* Your objective *
How many lines in the records below include "this"? Answer with the number only.
━━━ The data
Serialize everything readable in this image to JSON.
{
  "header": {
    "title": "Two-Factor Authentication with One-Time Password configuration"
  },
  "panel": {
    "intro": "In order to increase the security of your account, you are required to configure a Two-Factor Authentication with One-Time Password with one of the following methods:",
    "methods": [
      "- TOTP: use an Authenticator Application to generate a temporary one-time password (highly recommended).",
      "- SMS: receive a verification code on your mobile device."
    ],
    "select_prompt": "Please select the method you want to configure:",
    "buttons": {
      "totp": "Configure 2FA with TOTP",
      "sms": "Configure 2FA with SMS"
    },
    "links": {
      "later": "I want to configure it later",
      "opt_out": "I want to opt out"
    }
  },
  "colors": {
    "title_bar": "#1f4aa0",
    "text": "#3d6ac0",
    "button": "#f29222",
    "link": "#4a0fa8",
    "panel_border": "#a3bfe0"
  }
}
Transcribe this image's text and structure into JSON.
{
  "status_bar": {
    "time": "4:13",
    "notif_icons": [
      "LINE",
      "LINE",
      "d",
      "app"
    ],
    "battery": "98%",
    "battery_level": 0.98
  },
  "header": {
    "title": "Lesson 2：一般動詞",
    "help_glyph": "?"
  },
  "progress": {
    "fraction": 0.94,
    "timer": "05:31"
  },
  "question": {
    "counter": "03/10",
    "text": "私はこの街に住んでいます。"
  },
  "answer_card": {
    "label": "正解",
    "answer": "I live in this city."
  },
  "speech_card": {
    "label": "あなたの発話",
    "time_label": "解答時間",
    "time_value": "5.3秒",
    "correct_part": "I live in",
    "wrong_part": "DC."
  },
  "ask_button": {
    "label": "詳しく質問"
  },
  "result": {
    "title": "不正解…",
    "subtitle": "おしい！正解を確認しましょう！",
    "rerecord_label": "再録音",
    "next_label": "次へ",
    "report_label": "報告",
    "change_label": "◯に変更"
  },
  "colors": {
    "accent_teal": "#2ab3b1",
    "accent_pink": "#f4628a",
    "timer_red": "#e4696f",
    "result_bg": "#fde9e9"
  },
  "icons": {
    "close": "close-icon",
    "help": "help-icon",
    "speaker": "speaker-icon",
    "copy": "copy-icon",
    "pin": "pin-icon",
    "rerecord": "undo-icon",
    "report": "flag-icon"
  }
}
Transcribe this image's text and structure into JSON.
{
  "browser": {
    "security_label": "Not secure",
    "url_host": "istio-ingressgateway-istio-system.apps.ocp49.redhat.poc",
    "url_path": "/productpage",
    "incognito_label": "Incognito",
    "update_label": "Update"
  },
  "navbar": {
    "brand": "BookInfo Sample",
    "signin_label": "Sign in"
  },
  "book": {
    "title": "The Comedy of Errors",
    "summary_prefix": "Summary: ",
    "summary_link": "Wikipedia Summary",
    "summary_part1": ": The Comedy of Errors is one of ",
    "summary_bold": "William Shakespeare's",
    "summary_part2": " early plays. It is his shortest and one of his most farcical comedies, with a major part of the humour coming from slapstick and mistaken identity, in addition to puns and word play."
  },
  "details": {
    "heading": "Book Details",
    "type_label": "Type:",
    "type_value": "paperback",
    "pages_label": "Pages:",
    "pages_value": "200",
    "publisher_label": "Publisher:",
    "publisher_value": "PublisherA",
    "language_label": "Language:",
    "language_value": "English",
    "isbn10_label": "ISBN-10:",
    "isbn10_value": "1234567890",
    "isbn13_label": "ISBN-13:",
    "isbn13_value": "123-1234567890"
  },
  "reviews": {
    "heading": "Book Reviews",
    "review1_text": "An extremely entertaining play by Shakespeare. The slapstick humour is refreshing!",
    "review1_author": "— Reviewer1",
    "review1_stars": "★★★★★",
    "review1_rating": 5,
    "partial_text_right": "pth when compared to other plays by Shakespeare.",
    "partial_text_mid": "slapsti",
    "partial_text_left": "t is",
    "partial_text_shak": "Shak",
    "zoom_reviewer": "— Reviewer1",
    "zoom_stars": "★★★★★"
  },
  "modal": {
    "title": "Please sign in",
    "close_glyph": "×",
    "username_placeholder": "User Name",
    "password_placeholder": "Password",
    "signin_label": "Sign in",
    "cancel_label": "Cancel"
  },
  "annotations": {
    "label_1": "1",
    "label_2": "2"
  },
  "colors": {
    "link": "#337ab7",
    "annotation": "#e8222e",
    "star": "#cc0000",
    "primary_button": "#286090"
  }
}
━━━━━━
* Exercise answer *
4